The Hospitality Lawg would like to thank Leah Williams for contributing to this post.  Ms. Williams focuses her practice on practice on the defense of employers against claims of wrongful termination and discrimination.

The dawn of Social Media presents several issues for the hospitality industry to grapple with.  One that has received significant media attention lately is whether an employer can terminate an employee based upon the employee’s tweets or Facebook posts. But as with other “new” scenarios presented by the Internet, the answer appears to rely on the application of  “old” principles

Last month, the NLRB’s Acting General Counsel issued a report on when it is lawful and unlawful to discipline employees for social media activities.  The report focused on a number of advice memorandums.  In the four instances where the employee speech was found to be protected under Section 7 of the National Labor Relations Act, the General Counsel noted that:

  • the communications concerned the terms and conditions of employment;
  • the subject of the communication was brought to management’s attention or the employee had reason to believe the communication would result in a discussion with management;
  • the communications addressed the shared concerns of employees; and
  • the communications were directed at coworkers and/or discussed with coworkers.

In the other advice memorandums where it was determined that the employee’s use of social media was not protected activity, the facts demonstrated that the communication was not aimed toward the employee’s coworkers, that the communications did not concern the terms and conditions of employment, and/or that the employee did not try to raise the issue with management or expect that a dialogue with management would result. 

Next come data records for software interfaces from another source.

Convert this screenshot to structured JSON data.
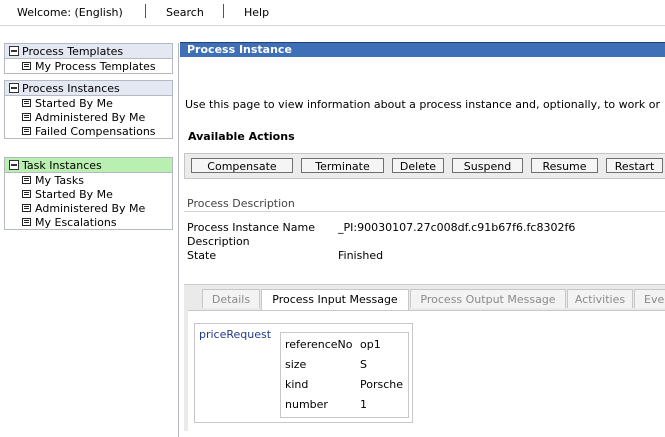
{
  "topnav": {
    "welcome": "Welcome: (English)",
    "search": "Search",
    "help": "Help"
  },
  "nav": {
    "process_templates": {
      "title": "Process Templates",
      "items": [
        "My Process Templates"
      ]
    },
    "process_instances": {
      "title": "Process Instances",
      "items": [
        "Started By Me",
        "Administered By Me",
        "Failed Compensations"
      ]
    },
    "task_instances": {
      "title": "Task Instances",
      "items": [
        "My Tasks",
        "Started By Me",
        "Administered By Me",
        "My Escalations"
      ]
    }
  },
  "main": {
    "title": "Process Instance",
    "intro": "Use this page to view information about a process instance and, optionally, to work or",
    "available_actions": "Available Actions",
    "actions": [
      "Compensate",
      "Terminate",
      "Delete",
      "Suspend",
      "Resume",
      "Restart"
    ],
    "description_section": "Process Description",
    "fields": {
      "name_label": "Process Instance Name",
      "name_value": "_PI:90030107.27c008df.c91b67f6.fc8302f6",
      "description_label": "Description",
      "state_label": "State",
      "state_value": "Finished"
    },
    "tabs": [
      "Details",
      "Process Input Message",
      "Process Output Message",
      "Activities",
      "Eve"
    ],
    "active_tab": "Process Input Message",
    "message": {
      "name": "priceRequest",
      "rows": [
        {
          "key": "referenceNo",
          "value": "op1"
        },
        {
          "key": "size",
          "value": "S"
        },
        {
          "key": "kind",
          "value": "Porsche"
        },
        {
          "key": "number",
          "value": "1"
        }
      ]
    }
  }
}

The General Counsel’s report, as well as the September 2 social media-focused post-hearing decision in Hispanics United of Buffalo Inc., send a clear message.  Hospitality employers must tread very carefully in seeking to promulgate policies that regulate the activities of employees on social media sites:

  • Certainly, any social media policy which seeks to regulate discussion among employees concerning the workplace or their terms of employment will be deemed unlawful and overbroad by the NLRB to the extent that it regulates protected concerted activity under Section 7 of the NLRA.
  • Defenses for disciplining an employee who engages in concerted activity are very limited.  Swear words, insults and even defamation are in most cases insufficient to render the communication unprotected.

These principles are consistent with long-term NLRA precedent that holds that employee conduct must be significantly outside the realm of normal workplace conduct to lose protection.  Accordingly, hospitality companies are advised to consult with legal counsel before implementing employee social media policies.